Repeat the following entries verbatim, apart from the pictures.

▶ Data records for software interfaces
━━━━━━━━━━━━━━━━━━━━━━━━━━━━━━

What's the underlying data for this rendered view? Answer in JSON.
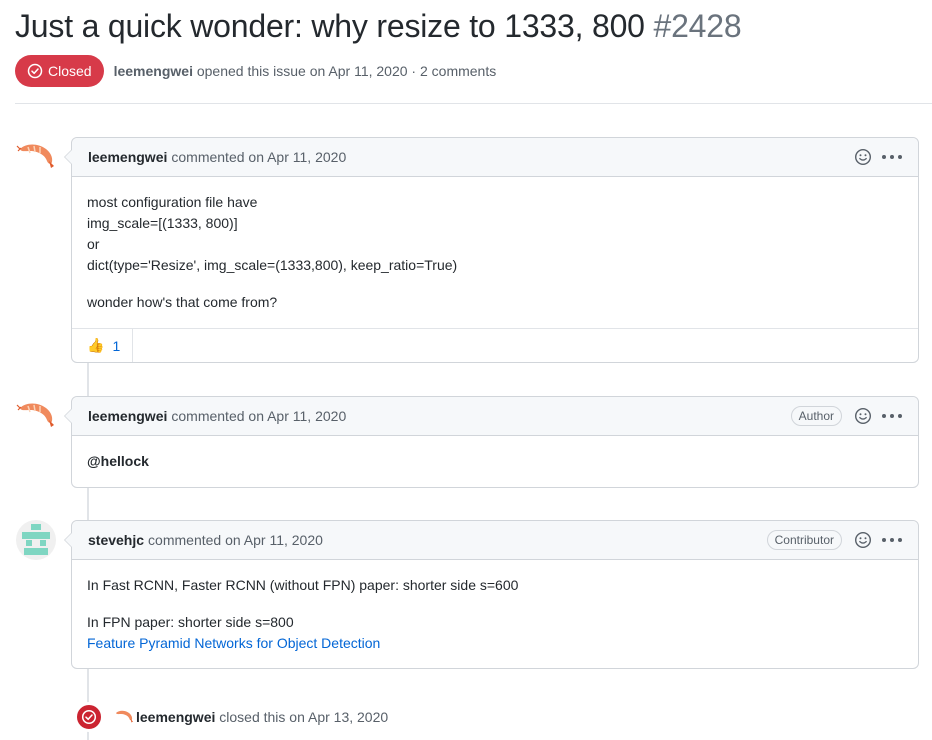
{
  "issue": {
    "title": "Just a quick wonder: why resize to 1333, 800",
    "number": "#2428",
    "state": "Closed",
    "author": "leemengwei",
    "opened_text": "opened this issue on Apr 11, 2020 · 2 comments"
  },
  "comments": [
    {
      "author": "leemengwei",
      "when": "commented on Apr 11, 2020",
      "role": "",
      "body_lines": [
        "most configuration file have",
        "img_scale=[(1333, 800)]",
        "or",
        "dict(type='Resize', img_scale=(1333,800), keep_ratio=True)"
      ],
      "body_p2": "wonder how's that come from?",
      "reaction_emoji": "👍",
      "reaction_count": "1"
    },
    {
      "author": "leemengwei",
      "when": "commented on Apr 11, 2020",
      "role": "Author",
      "mention": "@hellock"
    },
    {
      "author": "stevehjc",
      "when": "commented on Apr 11, 2020",
      "role": "Contributor",
      "p1": "In Fast RCNN, Faster RCNN (without FPN) paper: shorter side s=600",
      "p2": "In FPN paper: shorter side s=800",
      "link": "Feature Pyramid Networks for Object Detection"
    }
  ],
  "event": {
    "actor": "leemengwei",
    "text": "closed this on Apr 13, 2020"
  },
  "icons": {
    "state": "issue-closed-icon",
    "react": "smiley-icon",
    "more": "kebab-horizontal-icon"
  },
  "colors": {
    "closed_red": "#d73a49",
    "link_blue": "#0366d6",
    "muted": "#586069"
  }
}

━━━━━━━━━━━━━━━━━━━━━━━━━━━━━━

▶ Answer to this task
What's the underlying data for this rendered view? Answer in JSON.
{
  "issue": {
    "title": "Just a quick wonder: why resize to 1333, 800",
    "number": "#2428",
    "state": "Closed",
    "author": "leemengwei",
    "opened_text": "opened this issue on Apr 11, 2020 · 2 comments"
  },
  "comments": [
    {
      "author": "leemengwei",
      "when": "commented on Apr 11, 2020",
      "role": "",
      "body_lines": [
        "most configuration file have",
        "img_scale=[(1333, 800)]",
        "or",
        "dict(type='Resize', img_scale=(1333,800), keep_ratio=True)"
      ],
      "body_p2": "wonder how's that come from?",
      "reaction_emoji": "👍",
      "reaction_count": "1"
    },
    {
      "author": "leemengwei",
      "when": "commented on Apr 11, 2020",
      "role": "Author",
      "mention": "@hellock"
    },
    {
      "author": "stevehjc",
      "when": "commented on Apr 11, 2020",
      "role": "Contributor",
      "p1": "In Fast RCNN, Faster RCNN (without FPN) paper: shorter side s=600",
      "p2": "In FPN paper: shorter side s=800",
      "link": "Feature Pyramid Networks for Object Detection"
    }
  ],
  "event": {
    "actor": "leemengwei",
    "text": "closed this on Apr 13, 2020"
  },
  "icons": {
    "state": "issue-closed-icon",
    "react": "smiley-icon",
    "more": "kebab-horizontal-icon"
  },
  "colors": {
    "closed_red": "#d73a49",
    "link_blue": "#0366d6",
    "muted": "#586069"
  }
}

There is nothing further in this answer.